Stored data:

━━━━━━━━━━━━━━━━━━━━━━━━━━━━━━

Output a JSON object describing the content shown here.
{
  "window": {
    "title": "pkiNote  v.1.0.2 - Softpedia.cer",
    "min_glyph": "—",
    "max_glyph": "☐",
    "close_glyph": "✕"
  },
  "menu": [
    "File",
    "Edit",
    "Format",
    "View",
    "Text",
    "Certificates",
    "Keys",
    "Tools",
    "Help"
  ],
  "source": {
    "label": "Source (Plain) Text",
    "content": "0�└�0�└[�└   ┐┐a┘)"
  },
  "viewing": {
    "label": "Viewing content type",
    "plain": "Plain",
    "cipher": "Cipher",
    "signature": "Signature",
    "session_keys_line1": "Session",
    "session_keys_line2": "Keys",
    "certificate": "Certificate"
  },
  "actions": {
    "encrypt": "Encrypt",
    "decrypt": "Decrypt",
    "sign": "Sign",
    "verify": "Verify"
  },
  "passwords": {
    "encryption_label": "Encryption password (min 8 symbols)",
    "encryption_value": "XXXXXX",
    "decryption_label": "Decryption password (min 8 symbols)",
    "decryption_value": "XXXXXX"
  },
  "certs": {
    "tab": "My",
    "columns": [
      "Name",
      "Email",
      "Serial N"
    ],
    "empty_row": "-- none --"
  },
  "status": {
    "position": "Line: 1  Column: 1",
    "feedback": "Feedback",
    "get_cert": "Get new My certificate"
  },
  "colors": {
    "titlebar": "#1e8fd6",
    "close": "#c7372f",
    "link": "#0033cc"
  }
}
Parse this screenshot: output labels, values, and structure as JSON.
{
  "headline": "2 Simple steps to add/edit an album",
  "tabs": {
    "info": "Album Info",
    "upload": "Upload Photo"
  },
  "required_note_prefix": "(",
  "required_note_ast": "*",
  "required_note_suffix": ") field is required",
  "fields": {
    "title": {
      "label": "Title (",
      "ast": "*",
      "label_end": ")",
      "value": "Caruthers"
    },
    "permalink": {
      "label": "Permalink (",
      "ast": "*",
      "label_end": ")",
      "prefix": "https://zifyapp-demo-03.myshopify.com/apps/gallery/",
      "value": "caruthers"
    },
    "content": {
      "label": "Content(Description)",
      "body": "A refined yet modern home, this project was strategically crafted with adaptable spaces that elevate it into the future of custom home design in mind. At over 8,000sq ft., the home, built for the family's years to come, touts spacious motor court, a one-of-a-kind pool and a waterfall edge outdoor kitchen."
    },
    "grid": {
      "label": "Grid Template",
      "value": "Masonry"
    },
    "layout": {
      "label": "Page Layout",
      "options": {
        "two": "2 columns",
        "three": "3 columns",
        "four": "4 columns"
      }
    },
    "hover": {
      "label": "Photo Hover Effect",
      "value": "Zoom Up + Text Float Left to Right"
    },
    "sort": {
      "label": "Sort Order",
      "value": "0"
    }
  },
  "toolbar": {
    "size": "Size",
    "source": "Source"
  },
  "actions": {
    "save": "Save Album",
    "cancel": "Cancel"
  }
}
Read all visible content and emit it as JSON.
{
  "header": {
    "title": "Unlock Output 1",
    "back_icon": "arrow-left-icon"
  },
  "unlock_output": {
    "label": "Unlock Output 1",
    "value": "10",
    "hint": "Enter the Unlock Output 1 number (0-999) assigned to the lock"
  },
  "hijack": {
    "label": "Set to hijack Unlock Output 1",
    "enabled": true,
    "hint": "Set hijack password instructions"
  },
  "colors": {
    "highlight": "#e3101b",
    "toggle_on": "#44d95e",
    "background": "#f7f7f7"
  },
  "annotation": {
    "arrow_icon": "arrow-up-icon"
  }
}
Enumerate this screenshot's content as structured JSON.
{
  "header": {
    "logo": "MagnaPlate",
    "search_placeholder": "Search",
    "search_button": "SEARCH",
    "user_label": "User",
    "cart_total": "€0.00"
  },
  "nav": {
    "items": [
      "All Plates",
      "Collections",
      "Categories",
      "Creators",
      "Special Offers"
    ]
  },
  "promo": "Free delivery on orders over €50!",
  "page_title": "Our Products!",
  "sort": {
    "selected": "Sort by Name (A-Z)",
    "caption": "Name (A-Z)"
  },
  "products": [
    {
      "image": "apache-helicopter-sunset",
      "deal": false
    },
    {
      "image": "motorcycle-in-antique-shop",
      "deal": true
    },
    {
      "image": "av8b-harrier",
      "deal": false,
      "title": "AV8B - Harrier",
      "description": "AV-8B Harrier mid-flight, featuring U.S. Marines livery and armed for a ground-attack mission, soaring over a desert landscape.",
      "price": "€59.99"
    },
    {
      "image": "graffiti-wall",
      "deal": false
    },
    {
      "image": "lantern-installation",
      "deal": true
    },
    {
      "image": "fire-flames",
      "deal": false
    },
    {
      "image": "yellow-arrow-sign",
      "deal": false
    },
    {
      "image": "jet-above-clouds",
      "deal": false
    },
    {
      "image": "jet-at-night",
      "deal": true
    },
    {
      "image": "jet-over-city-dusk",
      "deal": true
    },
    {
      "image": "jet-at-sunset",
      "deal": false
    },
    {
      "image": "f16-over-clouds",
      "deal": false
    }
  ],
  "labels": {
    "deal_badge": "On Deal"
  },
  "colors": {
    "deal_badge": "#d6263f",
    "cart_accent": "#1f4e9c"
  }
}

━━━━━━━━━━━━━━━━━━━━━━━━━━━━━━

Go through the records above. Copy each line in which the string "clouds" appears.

      "image": "jet-above-clouds",
      "image": "f16-over-clouds",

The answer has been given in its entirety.